Hydrogen can be burned in a combustion engine similar to gasoline or diesel or used in fuel cells where it reacts with oxygen to produce electricity. In both cases, the only emission is steam.

Natural Resources Canada (NRCAN). 2020. Hydrogen Strategy for Canada: Seizing the Opportunities for Hydrogen

Energy carrier

Hydrogen is also an excellent energy carrier, supporting the overall integration of renewable energy like solar, hydro, and geothermal, by storing excess energy produced until it can be converted back into electricity for end users. In addition to being its own energy source through fuel cells and in industry, hydrogen can also improve the long-term viability of other renewable energy sources.

Working in hydrogen

With Canada’s 2050 net-zero goal, the broader energy industry is putting a lot of resources and attention into realizing the potential for hydrogen. It’s a great place for new, experienced, and transitioning workers to establish themselves in the evolution of energy in Canada.

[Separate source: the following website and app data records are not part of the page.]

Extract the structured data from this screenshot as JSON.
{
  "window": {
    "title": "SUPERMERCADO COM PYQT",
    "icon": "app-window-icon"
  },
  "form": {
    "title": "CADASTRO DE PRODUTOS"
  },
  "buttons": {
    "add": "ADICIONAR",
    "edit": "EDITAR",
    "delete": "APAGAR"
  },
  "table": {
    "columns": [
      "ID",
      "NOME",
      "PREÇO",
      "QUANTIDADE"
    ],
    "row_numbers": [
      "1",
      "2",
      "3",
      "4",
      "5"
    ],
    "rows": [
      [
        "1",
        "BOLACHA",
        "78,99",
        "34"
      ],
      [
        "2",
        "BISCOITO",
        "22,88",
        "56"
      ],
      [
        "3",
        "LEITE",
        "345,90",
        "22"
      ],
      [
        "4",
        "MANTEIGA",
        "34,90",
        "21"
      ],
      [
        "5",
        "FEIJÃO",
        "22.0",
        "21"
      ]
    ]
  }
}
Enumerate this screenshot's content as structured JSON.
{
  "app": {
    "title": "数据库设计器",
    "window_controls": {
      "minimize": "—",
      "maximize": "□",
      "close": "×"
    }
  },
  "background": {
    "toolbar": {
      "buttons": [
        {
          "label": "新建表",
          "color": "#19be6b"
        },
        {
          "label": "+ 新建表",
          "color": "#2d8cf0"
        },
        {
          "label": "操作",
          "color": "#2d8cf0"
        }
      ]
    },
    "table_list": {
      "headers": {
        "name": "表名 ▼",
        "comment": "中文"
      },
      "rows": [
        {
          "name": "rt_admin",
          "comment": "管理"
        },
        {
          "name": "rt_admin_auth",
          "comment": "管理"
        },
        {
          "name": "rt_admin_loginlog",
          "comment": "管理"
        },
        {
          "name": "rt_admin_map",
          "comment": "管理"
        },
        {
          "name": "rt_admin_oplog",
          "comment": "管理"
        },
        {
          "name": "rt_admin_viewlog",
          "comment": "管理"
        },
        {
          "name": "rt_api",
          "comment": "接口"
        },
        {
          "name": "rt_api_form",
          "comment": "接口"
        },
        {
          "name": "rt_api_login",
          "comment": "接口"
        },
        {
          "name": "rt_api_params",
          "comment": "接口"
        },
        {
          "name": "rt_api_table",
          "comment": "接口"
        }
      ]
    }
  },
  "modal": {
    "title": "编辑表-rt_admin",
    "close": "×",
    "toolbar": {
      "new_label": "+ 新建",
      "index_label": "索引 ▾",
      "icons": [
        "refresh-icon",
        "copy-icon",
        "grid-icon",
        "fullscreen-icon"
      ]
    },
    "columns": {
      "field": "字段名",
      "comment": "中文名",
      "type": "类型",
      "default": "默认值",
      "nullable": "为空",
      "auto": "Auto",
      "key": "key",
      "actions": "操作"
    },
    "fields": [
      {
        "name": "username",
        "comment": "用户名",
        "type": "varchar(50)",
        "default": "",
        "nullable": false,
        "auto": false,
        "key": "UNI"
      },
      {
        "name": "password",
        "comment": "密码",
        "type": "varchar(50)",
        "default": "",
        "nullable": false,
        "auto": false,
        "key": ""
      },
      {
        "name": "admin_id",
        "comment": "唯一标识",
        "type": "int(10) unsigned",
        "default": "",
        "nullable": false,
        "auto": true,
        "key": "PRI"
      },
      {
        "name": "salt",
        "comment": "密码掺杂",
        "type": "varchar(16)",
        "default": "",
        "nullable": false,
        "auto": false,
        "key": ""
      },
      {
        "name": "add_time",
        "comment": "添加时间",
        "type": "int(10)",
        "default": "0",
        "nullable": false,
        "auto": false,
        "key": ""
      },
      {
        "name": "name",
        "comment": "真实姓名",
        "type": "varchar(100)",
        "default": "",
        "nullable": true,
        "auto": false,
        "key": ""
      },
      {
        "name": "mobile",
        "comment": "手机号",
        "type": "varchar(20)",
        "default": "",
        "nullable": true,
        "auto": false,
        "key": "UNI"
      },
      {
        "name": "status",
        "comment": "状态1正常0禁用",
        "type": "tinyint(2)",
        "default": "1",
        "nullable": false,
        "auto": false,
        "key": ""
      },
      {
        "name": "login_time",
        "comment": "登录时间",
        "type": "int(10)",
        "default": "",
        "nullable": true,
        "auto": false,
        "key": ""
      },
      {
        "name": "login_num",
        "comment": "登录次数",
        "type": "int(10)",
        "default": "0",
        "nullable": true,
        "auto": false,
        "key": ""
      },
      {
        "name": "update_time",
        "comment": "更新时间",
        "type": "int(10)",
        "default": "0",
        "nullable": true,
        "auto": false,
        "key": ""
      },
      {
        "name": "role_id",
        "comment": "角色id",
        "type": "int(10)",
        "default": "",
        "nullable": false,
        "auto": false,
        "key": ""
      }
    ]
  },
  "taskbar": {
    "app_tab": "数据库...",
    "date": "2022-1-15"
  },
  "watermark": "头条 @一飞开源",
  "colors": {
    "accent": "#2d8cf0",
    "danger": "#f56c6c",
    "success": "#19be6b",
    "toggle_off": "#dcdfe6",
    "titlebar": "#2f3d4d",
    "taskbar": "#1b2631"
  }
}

As the hydrogen energy sector grows, career opportunities will grow with it.  In Alberta alone, a $50 million Hydrogen Centre of Excellence was announced, and over $14 billion worth of hydrogen projects have been announced since 2020. Job seekers preparing for careers in this sector should consider training and education in fields such as engineering, chemistry, materials science, environmental science, policy studies, and business management.